Well - mostly. After the epic sweep of the Krypton and Norman Rockwell-infused Smallville sequences, Metropolis brings the film down to earth with a bit of a bump. Hackman's portrayal of Lex Luthor, together with his sidekicks, appear to have wandered in from the '60s Batman TV show. Fortunately, there was still enough good stuff going on to ensure they didn't completely derail the movie.

All the good stuff propelled Superman into being a tremendous box-office smash. There were successive dips in quality (and grosses) with the inevitable sequels - the lowest point, 1987's Superman IV: The Quest For Peace, is not just a bad superhero film, it's a bad film period. Fortunately, Quest For Peace wasn't going to be the final word on superheroes on film. Two years later, Tim Burton's darker-than-the-TV-show vision of Batman broke global box-office records and restored faith in adapting comic book heroes to the silver screen.

2012's Avengers

2012's Avengers

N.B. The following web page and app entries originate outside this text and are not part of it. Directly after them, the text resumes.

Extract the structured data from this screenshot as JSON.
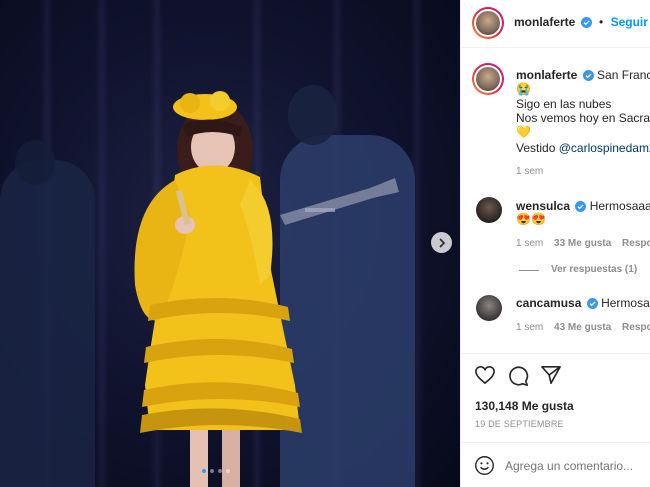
{
  "post": {
    "username": "monlaferte",
    "follow_label": "Seguir",
    "caption_location": "San Francisco",
    "caption_emoji_1": "😭",
    "caption_line_1": "Sigo en las nubes",
    "caption_line_2": "Nos vemos hoy en Sacramento",
    "caption_emoji_2": "💛",
    "caption_prefix": "Vestido",
    "caption_mention": "@carlospinedamx",
    "caption_time": "1 sem"
  },
  "comments": [
    {
      "username": "wensulca",
      "text": "Hermosaaaaa",
      "emoji": "😍😍",
      "time": "1 sem",
      "likes": "33 Me gusta",
      "reply": "Responder",
      "view_replies": "Ver respuestas (1)"
    },
    {
      "username": "cancamusa",
      "text": "Hermosa💛",
      "time": "1 sem",
      "likes": "43 Me gusta",
      "reply": "Responder"
    }
  ],
  "stats": {
    "likes": "130,148 Me gusta",
    "date": "19 DE SEPTIEMBRE"
  },
  "composer": {
    "placeholder": "Agrega un comentario..."
  },
  "carousel": {
    "slide_count": 4,
    "active_slide": 1
  },
  "colors": {
    "accent": "#0095f6",
    "verified": "#3897f0",
    "dress": "#f2c21b"
  }
}
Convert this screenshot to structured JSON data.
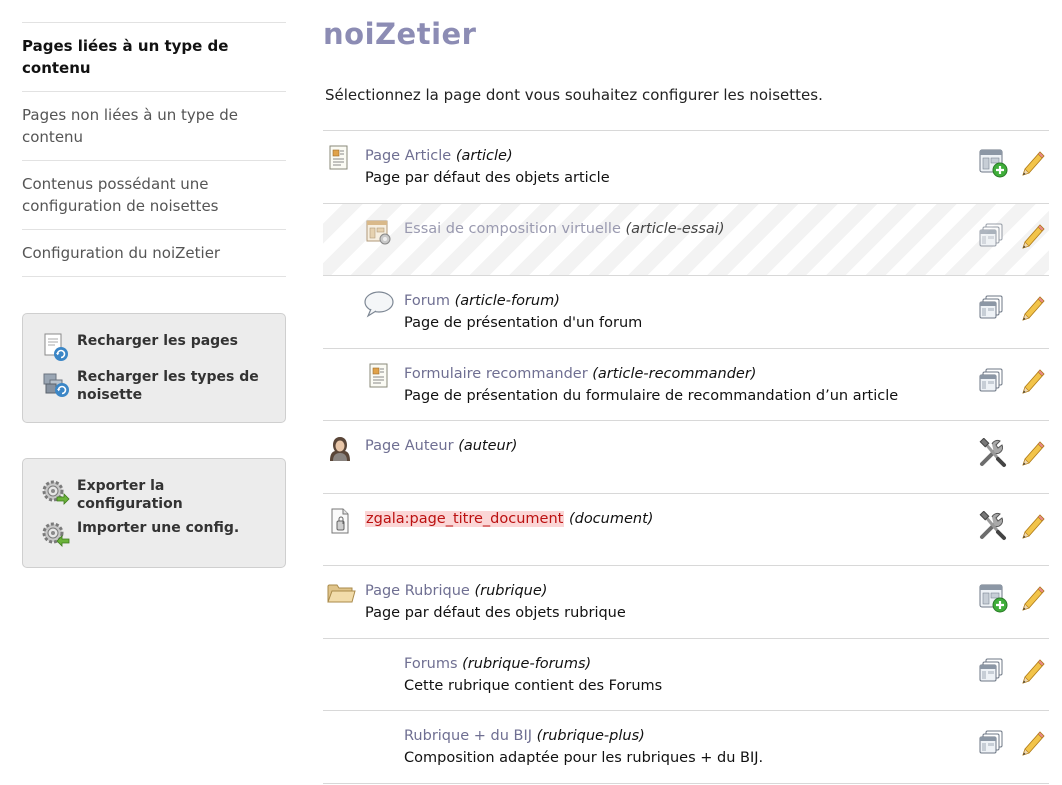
{
  "sidebar": {
    "nav": [
      {
        "label": "Pages liées à un type de contenu",
        "active": true
      },
      {
        "label": "Pages non liées à un type de contenu",
        "active": false
      },
      {
        "label": "Contenus possédant une configuration de noisettes",
        "active": false
      },
      {
        "label": "Configuration du noiZetier",
        "active": false
      }
    ],
    "reload_box": {
      "reload_pages": "Recharger les pages",
      "reload_types": "Recharger les types de noisette"
    },
    "config_box": {
      "export": "Exporter la configuration",
      "import": "Importer une config."
    }
  },
  "main": {
    "title": "noiZetier",
    "intro": "Sélectionnez la page dont vous souhaitez configurer les noisettes.",
    "pages": [
      {
        "title": "Page Article",
        "id": "(article)",
        "desc": "Page par défaut des objets article",
        "icon": "article-page-icon",
        "action_icon": "add-composition-icon"
      },
      {
        "title": "Essai de composition virtuelle",
        "id": "(article-essai)",
        "desc": "",
        "icon": "composition-icon",
        "action_icon": "compositions-icon"
      },
      {
        "title": "Forum",
        "id": "(article-forum)",
        "desc": "Page de présentation d'un forum",
        "icon": "speech-bubble-icon",
        "action_icon": "compositions-icon"
      },
      {
        "title": "Formulaire recommander",
        "id": "(article-recommander)",
        "desc": "Page de présentation du formulaire de recommandation d’un article",
        "icon": "form-page-icon",
        "action_icon": "compositions-icon"
      },
      {
        "title": "Page Auteur",
        "id": "(auteur)",
        "desc": "",
        "icon": "author-icon",
        "action_icon": "tools-icon"
      },
      {
        "title": "zgala:page_titre_document",
        "id": "(document)",
        "desc": "",
        "icon": "document-icon",
        "action_icon": "tools-icon"
      },
      {
        "title": "Page Rubrique",
        "id": "(rubrique)",
        "desc": "Page par défaut des objets rubrique",
        "icon": "folder-icon",
        "action_icon": "add-composition-icon"
      },
      {
        "title": "Forums",
        "id": "(rubrique-forums)",
        "desc": "Cette rubrique contient des Forums",
        "icon": "",
        "action_icon": "compositions-icon"
      },
      {
        "title": "Rubrique + du BIJ",
        "id": "(rubrique-plus)",
        "desc": "Composition adaptée pour les rubriques + du BIJ.",
        "icon": "",
        "action_icon": "compositions-icon"
      }
    ]
  },
  "colors": {
    "title": "#8c8cb4",
    "link": "#6f6f92",
    "missing_translation_bg": "#fbd6d6",
    "missing_translation_text": "#b11111"
  }
}
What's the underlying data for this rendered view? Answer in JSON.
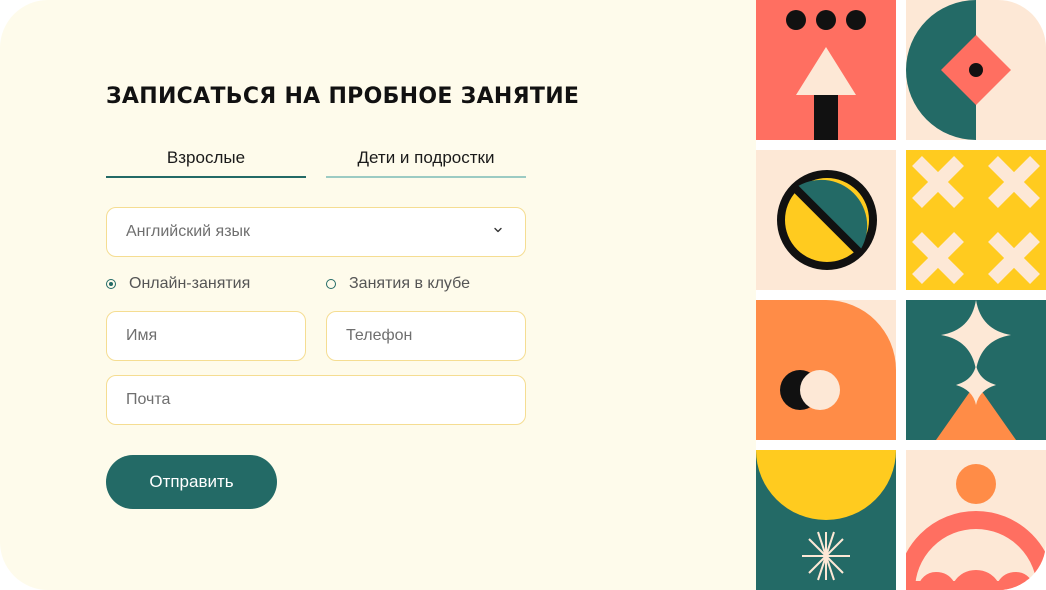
{
  "form": {
    "title": "ЗАПИСАТЬСЯ НА ПРОБНОЕ ЗАНЯТИЕ",
    "tabs": [
      {
        "label": "Взрослые",
        "active": true
      },
      {
        "label": "Дети и подростки",
        "active": false
      }
    ],
    "course_select": {
      "value": "Английский язык"
    },
    "format_options": [
      {
        "label": "Онлайн-занятия",
        "selected": true
      },
      {
        "label": "Занятия в клубе",
        "selected": false
      }
    ],
    "fields": {
      "name_placeholder": "Имя",
      "phone_placeholder": "Телефон",
      "email_placeholder": "Почта"
    },
    "submit_label": "Отправить"
  },
  "colors": {
    "accent": "#236a66",
    "card_bg": "#fefbeb",
    "field_border": "#f5dd92",
    "coral": "#ff6f61",
    "yellow": "#ffcb1f",
    "orange": "#ff8c47",
    "cream": "#fde8d6"
  },
  "decor": {
    "tiles": [
      "arrow-tile",
      "diamond-circle-tile",
      "ring-tile",
      "cross-tile",
      "eyes-arch-tile",
      "star-tile",
      "sun-snowflake-tile",
      "sunrise-tile"
    ]
  }
}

Superhero movies continue to thrive - from Christopher Nolan's more realistic take on Batman, to the Iron Man/Hulk/Thor/Captain America movies that paved the way to last year's Avengers epic. Comic books were once widely considered "just for kids". No more. As well as the costumed heroes, there have also been critically acclaimed adaptations of such serious graphic novels as V For Vendetta, Road To Perdition and A History Of Violence. And somewhere in between is Watchmen, the multi-layered exploration of superhero psyches...directed by Man Of Steel's very own Zackary Edward "Zack" Snyder.

And all, in no small way, thanks to 1978's trail-blazing Superman...